Try it: The lines to copy from the data below are those that hold the string "label".

[[ Dataset records, beginning ]]

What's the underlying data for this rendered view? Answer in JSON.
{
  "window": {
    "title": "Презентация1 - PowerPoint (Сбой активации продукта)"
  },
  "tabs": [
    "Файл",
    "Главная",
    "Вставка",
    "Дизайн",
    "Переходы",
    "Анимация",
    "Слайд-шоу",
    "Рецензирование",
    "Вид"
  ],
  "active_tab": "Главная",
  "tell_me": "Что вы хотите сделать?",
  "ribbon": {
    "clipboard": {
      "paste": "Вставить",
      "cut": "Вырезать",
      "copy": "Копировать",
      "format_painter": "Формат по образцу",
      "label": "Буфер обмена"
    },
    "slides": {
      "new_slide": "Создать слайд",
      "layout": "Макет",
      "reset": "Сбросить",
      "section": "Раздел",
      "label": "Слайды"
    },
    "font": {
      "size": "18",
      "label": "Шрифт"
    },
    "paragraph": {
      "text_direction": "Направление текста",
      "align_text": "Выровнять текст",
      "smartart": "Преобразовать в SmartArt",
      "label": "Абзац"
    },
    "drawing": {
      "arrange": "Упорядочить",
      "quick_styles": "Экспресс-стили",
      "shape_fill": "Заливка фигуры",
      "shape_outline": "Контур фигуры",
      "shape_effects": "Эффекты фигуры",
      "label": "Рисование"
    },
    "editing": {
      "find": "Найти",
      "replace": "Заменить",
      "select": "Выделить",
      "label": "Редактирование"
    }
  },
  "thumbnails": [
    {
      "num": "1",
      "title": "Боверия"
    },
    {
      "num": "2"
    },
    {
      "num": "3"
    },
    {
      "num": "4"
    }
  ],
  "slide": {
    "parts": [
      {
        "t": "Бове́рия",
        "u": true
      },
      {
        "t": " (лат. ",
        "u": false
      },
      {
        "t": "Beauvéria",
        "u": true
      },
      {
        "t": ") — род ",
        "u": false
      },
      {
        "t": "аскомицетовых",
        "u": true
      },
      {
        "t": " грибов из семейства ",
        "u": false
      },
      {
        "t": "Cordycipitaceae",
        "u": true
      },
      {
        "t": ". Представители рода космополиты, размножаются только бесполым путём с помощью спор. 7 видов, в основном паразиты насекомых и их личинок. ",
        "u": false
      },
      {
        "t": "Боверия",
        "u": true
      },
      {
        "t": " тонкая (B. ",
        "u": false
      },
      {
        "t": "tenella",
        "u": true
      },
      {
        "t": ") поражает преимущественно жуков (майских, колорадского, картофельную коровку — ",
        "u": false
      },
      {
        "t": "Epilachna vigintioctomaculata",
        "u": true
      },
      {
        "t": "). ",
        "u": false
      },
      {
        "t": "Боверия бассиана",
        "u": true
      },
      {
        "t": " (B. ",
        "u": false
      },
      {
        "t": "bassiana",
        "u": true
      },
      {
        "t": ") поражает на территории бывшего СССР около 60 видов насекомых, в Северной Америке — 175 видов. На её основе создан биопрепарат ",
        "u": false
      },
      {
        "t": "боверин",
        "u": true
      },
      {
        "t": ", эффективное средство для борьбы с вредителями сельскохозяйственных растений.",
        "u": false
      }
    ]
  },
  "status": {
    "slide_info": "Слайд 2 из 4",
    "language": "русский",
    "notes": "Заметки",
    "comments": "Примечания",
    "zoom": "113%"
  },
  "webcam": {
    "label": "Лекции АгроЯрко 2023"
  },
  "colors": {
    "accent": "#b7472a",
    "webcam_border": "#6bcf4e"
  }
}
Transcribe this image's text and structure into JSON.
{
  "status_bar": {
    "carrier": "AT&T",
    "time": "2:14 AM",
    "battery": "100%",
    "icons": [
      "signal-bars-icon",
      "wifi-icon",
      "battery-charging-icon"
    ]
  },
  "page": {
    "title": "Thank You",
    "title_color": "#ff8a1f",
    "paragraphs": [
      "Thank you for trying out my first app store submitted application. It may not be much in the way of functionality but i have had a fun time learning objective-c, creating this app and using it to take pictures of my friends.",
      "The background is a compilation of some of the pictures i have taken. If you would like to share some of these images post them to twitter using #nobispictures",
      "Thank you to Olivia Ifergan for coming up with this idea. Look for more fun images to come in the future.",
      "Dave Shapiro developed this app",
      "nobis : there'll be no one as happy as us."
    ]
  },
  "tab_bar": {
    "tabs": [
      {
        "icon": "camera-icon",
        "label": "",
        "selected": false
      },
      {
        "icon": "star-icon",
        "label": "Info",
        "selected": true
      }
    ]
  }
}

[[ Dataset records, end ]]

Expected output:
      "label": "Буфер обмена"
      "label": "Слайды"
      "label": "Шрифт"
      "label": "Абзац"
      "label": "Рисование"
      "label": "Редактирование"
    "label": "Лекции АгроЯрко 2023"
        "label": "",
        "label": "Info",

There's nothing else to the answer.